- _Task to complete_:
Please write out the listing exactly, with nothing altered.
________________
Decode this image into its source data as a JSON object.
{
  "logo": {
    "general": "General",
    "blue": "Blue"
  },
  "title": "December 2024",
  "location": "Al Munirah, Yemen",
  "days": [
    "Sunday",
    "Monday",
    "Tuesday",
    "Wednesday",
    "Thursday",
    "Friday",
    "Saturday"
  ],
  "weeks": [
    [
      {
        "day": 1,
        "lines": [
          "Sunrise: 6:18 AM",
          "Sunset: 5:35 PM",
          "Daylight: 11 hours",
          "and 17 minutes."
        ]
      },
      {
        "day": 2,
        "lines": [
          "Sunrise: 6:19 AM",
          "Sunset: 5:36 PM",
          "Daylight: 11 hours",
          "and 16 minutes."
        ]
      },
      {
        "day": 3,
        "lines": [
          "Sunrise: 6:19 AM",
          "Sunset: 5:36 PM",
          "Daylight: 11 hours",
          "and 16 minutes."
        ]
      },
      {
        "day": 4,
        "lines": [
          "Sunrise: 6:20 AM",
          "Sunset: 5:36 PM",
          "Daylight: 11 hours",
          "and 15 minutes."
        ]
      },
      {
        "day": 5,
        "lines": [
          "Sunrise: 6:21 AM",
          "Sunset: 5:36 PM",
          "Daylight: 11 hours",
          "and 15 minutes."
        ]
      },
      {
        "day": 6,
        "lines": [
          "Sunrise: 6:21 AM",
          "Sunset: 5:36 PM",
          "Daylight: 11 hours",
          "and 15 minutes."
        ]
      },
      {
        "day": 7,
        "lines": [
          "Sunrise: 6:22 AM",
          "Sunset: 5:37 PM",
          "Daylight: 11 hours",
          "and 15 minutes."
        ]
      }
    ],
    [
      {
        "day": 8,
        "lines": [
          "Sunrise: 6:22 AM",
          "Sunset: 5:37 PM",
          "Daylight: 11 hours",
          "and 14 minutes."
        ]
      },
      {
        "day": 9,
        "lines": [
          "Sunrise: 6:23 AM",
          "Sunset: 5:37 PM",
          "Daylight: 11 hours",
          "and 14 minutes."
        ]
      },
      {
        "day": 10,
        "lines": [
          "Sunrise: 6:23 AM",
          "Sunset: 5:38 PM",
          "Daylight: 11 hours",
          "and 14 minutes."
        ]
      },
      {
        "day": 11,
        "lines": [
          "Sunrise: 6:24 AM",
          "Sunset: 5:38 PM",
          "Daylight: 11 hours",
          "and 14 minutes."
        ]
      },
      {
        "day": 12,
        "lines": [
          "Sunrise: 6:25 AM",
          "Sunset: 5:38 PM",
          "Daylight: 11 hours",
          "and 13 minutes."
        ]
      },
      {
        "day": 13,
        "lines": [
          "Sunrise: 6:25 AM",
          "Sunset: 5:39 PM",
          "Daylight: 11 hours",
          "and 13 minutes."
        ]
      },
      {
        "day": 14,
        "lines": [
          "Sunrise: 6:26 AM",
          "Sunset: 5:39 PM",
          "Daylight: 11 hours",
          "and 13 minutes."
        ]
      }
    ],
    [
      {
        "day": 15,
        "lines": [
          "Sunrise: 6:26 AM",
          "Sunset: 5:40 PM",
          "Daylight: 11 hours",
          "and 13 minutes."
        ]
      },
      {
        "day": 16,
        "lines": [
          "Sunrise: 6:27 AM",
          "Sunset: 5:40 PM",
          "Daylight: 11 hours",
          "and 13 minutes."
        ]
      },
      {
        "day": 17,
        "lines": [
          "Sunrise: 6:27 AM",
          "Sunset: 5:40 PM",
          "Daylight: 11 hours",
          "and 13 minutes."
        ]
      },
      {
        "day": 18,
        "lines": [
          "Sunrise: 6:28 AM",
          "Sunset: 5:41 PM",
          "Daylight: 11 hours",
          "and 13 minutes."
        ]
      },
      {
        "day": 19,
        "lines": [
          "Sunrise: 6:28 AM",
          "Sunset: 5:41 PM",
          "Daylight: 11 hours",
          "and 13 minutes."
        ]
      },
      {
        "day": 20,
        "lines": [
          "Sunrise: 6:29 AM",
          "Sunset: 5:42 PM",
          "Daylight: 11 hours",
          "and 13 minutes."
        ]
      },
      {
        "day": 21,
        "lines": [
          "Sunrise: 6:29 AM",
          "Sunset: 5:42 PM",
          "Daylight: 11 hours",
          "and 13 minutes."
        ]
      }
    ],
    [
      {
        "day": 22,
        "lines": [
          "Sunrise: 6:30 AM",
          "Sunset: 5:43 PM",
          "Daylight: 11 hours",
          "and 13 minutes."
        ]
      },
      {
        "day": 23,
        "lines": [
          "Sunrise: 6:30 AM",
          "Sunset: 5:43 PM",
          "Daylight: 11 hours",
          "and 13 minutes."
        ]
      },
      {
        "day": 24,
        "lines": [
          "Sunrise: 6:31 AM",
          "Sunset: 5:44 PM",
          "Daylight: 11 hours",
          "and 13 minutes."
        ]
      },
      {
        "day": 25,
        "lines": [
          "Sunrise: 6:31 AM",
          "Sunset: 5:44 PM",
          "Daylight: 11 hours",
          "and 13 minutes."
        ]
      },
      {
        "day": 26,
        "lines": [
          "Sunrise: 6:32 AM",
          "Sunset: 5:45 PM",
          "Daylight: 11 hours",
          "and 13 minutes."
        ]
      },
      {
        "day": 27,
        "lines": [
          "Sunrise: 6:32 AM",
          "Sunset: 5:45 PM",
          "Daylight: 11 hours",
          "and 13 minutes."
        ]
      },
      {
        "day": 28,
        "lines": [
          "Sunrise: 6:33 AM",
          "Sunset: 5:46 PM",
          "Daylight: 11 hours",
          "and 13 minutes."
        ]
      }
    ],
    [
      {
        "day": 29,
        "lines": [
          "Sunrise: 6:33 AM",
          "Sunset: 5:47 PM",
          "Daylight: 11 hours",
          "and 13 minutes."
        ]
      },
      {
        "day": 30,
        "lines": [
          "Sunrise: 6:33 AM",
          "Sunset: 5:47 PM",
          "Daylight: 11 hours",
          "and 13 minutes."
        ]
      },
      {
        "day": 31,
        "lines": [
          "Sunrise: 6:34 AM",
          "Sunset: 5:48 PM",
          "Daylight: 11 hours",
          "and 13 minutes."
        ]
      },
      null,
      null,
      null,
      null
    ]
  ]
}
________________
- _Your response_:
Decode this image into its source data as a JSON object.
{
  "logo": {
    "general": "General",
    "blue": "Blue"
  },
  "title": "December 2024",
  "location": "Al Munirah, Yemen",
  "days": [
    "Sunday",
    "Monday",
    "Tuesday",
    "Wednesday",
    "Thursday",
    "Friday",
    "Saturday"
  ],
  "weeks": [
    [
      {
        "day": 1,
        "lines": [
          "Sunrise: 6:18 AM",
          "Sunset: 5:35 PM",
          "Daylight: 11 hours",
          "and 17 minutes."
        ]
      },
      {
        "day": 2,
        "lines": [
          "Sunrise: 6:19 AM",
          "Sunset: 5:36 PM",
          "Daylight: 11 hours",
          "and 16 minutes."
        ]
      },
      {
        "day": 3,
        "lines": [
          "Sunrise: 6:19 AM",
          "Sunset: 5:36 PM",
          "Daylight: 11 hours",
          "and 16 minutes."
        ]
      },
      {
        "day": 4,
        "lines": [
          "Sunrise: 6:20 AM",
          "Sunset: 5:36 PM",
          "Daylight: 11 hours",
          "and 15 minutes."
        ]
      },
      {
        "day": 5,
        "lines": [
          "Sunrise: 6:21 AM",
          "Sunset: 5:36 PM",
          "Daylight: 11 hours",
          "and 15 minutes."
        ]
      },
      {
        "day": 6,
        "lines": [
          "Sunrise: 6:21 AM",
          "Sunset: 5:36 PM",
          "Daylight: 11 hours",
          "and 15 minutes."
        ]
      },
      {
        "day": 7,
        "lines": [
          "Sunrise: 6:22 AM",
          "Sunset: 5:37 PM",
          "Daylight: 11 hours",
          "and 15 minutes."
        ]
      }
    ],
    [
      {
        "day": 8,
        "lines": [
          "Sunrise: 6:22 AM",
          "Sunset: 5:37 PM",
          "Daylight: 11 hours",
          "and 14 minutes."
        ]
      },
      {
        "day": 9,
        "lines": [
          "Sunrise: 6:23 AM",
          "Sunset: 5:37 PM",
          "Daylight: 11 hours",
          "and 14 minutes."
        ]
      },
      {
        "day": 10,
        "lines": [
          "Sunrise: 6:23 AM",
          "Sunset: 5:38 PM",
          "Daylight: 11 hours",
          "and 14 minutes."
        ]
      },
      {
        "day": 11,
        "lines": [
          "Sunrise: 6:24 AM",
          "Sunset: 5:38 PM",
          "Daylight: 11 hours",
          "and 14 minutes."
        ]
      },
      {
        "day": 12,
        "lines": [
          "Sunrise: 6:25 AM",
          "Sunset: 5:38 PM",
          "Daylight: 11 hours",
          "and 13 minutes."
        ]
      },
      {
        "day": 13,
        "lines": [
          "Sunrise: 6:25 AM",
          "Sunset: 5:39 PM",
          "Daylight: 11 hours",
          "and 13 minutes."
        ]
      },
      {
        "day": 14,
        "lines": [
          "Sunrise: 6:26 AM",
          "Sunset: 5:39 PM",
          "Daylight: 11 hours",
          "and 13 minutes."
        ]
      }
    ],
    [
      {
        "day": 15,
        "lines": [
          "Sunrise: 6:26 AM",
          "Sunset: 5:40 PM",
          "Daylight: 11 hours",
          "and 13 minutes."
        ]
      },
      {
        "day": 16,
        "lines": [
          "Sunrise: 6:27 AM",
          "Sunset: 5:40 PM",
          "Daylight: 11 hours",
          "and 13 minutes."
        ]
      },
      {
        "day": 17,
        "lines": [
          "Sunrise: 6:27 AM",
          "Sunset: 5:40 PM",
          "Daylight: 11 hours",
          "and 13 minutes."
        ]
      },
      {
        "day": 18,
        "lines": [
          "Sunrise: 6:28 AM",
          "Sunset: 5:41 PM",
          "Daylight: 11 hours",
          "and 13 minutes."
        ]
      },
      {
        "day": 19,
        "lines": [
          "Sunrise: 6:28 AM",
          "Sunset: 5:41 PM",
          "Daylight: 11 hours",
          "and 13 minutes."
        ]
      },
      {
        "day": 20,
        "lines": [
          "Sunrise: 6:29 AM",
          "Sunset: 5:42 PM",
          "Daylight: 11 hours",
          "and 13 minutes."
        ]
      },
      {
        "day": 21,
        "lines": [
          "Sunrise: 6:29 AM",
          "Sunset: 5:42 PM",
          "Daylight: 11 hours",
          "and 13 minutes."
        ]
      }
    ],
    [
      {
        "day": 22,
        "lines": [
          "Sunrise: 6:30 AM",
          "Sunset: 5:43 PM",
          "Daylight: 11 hours",
          "and 13 minutes."
        ]
      },
      {
        "day": 23,
        "lines": [
          "Sunrise: 6:30 AM",
          "Sunset: 5:43 PM",
          "Daylight: 11 hours",
          "and 13 minutes."
        ]
      },
      {
        "day": 24,
        "lines": [
          "Sunrise: 6:31 AM",
          "Sunset: 5:44 PM",
          "Daylight: 11 hours",
          "and 13 minutes."
        ]
      },
      {
        "day": 25,
        "lines": [
          "Sunrise: 6:31 AM",
          "Sunset: 5:44 PM",
          "Daylight: 11 hours",
          "and 13 minutes."
        ]
      },
      {
        "day": 26,
        "lines": [
          "Sunrise: 6:32 AM",
          "Sunset: 5:45 PM",
          "Daylight: 11 hours",
          "and 13 minutes."
        ]
      },
      {
        "day": 27,
        "lines": [
          "Sunrise: 6:32 AM",
          "Sunset: 5:45 PM",
          "Daylight: 11 hours",
          "and 13 minutes."
        ]
      },
      {
        "day": 28,
        "lines": [
          "Sunrise: 6:33 AM",
          "Sunset: 5:46 PM",
          "Daylight: 11 hours",
          "and 13 minutes."
        ]
      }
    ],
    [
      {
        "day": 29,
        "lines": [
          "Sunrise: 6:33 AM",
          "Sunset: 5:47 PM",
          "Daylight: 11 hours",
          "and 13 minutes."
        ]
      },
      {
        "day": 30,
        "lines": [
          "Sunrise: 6:33 AM",
          "Sunset: 5:47 PM",
          "Daylight: 11 hours",
          "and 13 minutes."
        ]
      },
      {
        "day": 31,
        "lines": [
          "Sunrise: 6:34 AM",
          "Sunset: 5:48 PM",
          "Daylight: 11 hours",
          "and 13 minutes."
        ]
      },
      null,
      null,
      null,
      null
    ]
  ]
}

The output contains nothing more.